If forty is the new thirty in Hollywood, then eighty is likely the new one year old, at least according to The Curious Case Of Benjamin Button. More than curious and bordering on just plain silly, even though originally penned by F. Scott Fitzgerald who must be fidgeting in his coffin, the film is concocted by Forrest Gump screenwriter Eric Roth and directed by David Fincher (Zodiac, Fight Club), which should give you more than an idea of the clashing sentiments that rule here. Or in other words, like the unfortunate literally backwards looking Button who is born in an elderly state and dies decades later as a newborn, the story begins promisingly with heavily marinated food for thought, and drifts towards a weepy ending that is as light as a feather.
Brad Pitt is the Benjamin Button in question, the deformed geriatric fetus whose mother dies in childbirth on the eve of WWI as a town clock begins to tick in reverse, and whose horrified dad surreptitiously drops him off on the steps of the local New Orleans old age home, after stifling thoughts about drowning him in a river instead. Ben is raised by the kindly nurse there (Taraji P. Henson) who discovers him. And since it’s a residence for the elderly, he fits in just fine.
Life even improves substantially for Ben as time passes, since he’s looking younger every day, no exaggeration. But entering the world clueless and old, and then bearing too much knowledge about life for his own good down the line when he’s just a kid, makes existence for Button a tad problematic, though oddly dull for the rest of us. And Pitt just appears to float passively through time, seemingly assigned the role of blank slate upon which others around him cast their disoriented impressions and emotions.
Among the unfortunate who cross paths with now world traveler Ben is Daisy (Cate Blanchett), a child he meets as an old man, and whom he later falls in love with as his youthful hormones are raging, and she’s slipping into midlife crisis. The story in fact unfolds at Daisy’s death bed in the present back in New Orleans, as the withered old woman now approximates Ben’s age at birth, and she chronicles her doomed relationship with the guy to her distraught daughter Caroline (Julia Ormond).
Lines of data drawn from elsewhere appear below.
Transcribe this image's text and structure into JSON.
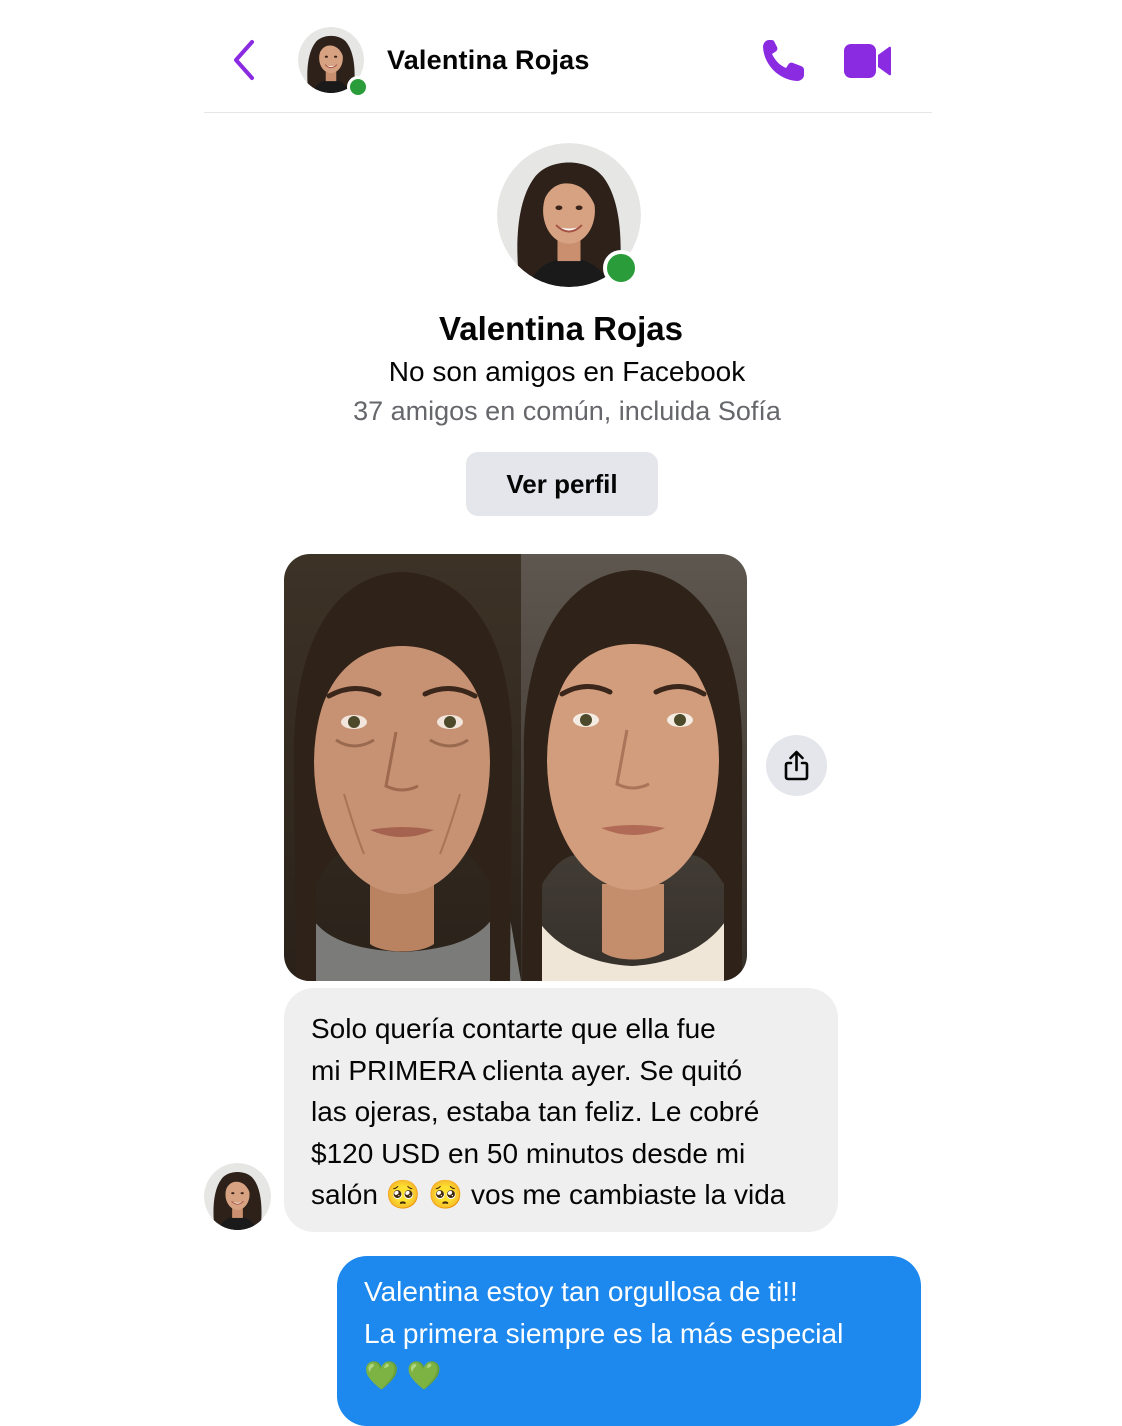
{
  "header": {
    "contact_name": "Valentina Rojas"
  },
  "profile": {
    "name": "Valentina Rojas",
    "relationship": "No son amigos en Facebook",
    "mutual_friends": "37 amigos en común, incluida Sofía",
    "view_profile_label": "Ver perfil"
  },
  "messages": {
    "incoming": {
      "lines": [
        "Solo quería contarte que ella fue",
        "mi PRIMERA clienta ayer. Se quitó",
        "las ojeras, estaba tan feliz. Le cobré",
        "$120 USD en 50 minutos desde mi",
        "salón 🥺 🥺 vos me cambiaste la vida"
      ]
    },
    "outgoing": {
      "lines": [
        "Valentina estoy tan orgullosa de ti!!",
        "La primera siempre es la más especial",
        "💚 💚"
      ]
    }
  },
  "colors": {
    "accent": "#8a2be2",
    "online": "#2a9d3a",
    "outgoing_bubble": "#1d88ee",
    "incoming_bubble": "#efefef",
    "button_bg": "#e4e6eb"
  },
  "icons": {
    "back": "chevron-left-icon",
    "call": "phone-icon",
    "video": "video-camera-icon",
    "share": "share-icon"
  }
}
The most that can be said for these recurring bedside scenes, is that everybody concerned sighs and weeps a lot, until you’re barely able to control the urge to blurt out hey, just knock it off already. Though these grim intermittent episodes do provide an anchor to those vignettes with Ben as he grows repeatedly young, a suspension of disbelief which may be sorely trying audience sanity, as all rational caution is just about thrown to the wind, in the extreme. And by the time Daisy is clutching her longtime object of erotic desire as he squirms around in her arms in diapers and all of one foot long, let’s just say that it’s more than a little on the kinky side.
Clocking in at a punishing 167 minutes and no, not in reverse time, The Curious Case Of Benjamin Button is a wearing ordeal, at the conclusion of which you’re likely to feel a whole lot older than 167 minutes, and really drained. Pass the Dexedrine.
1 ½ stars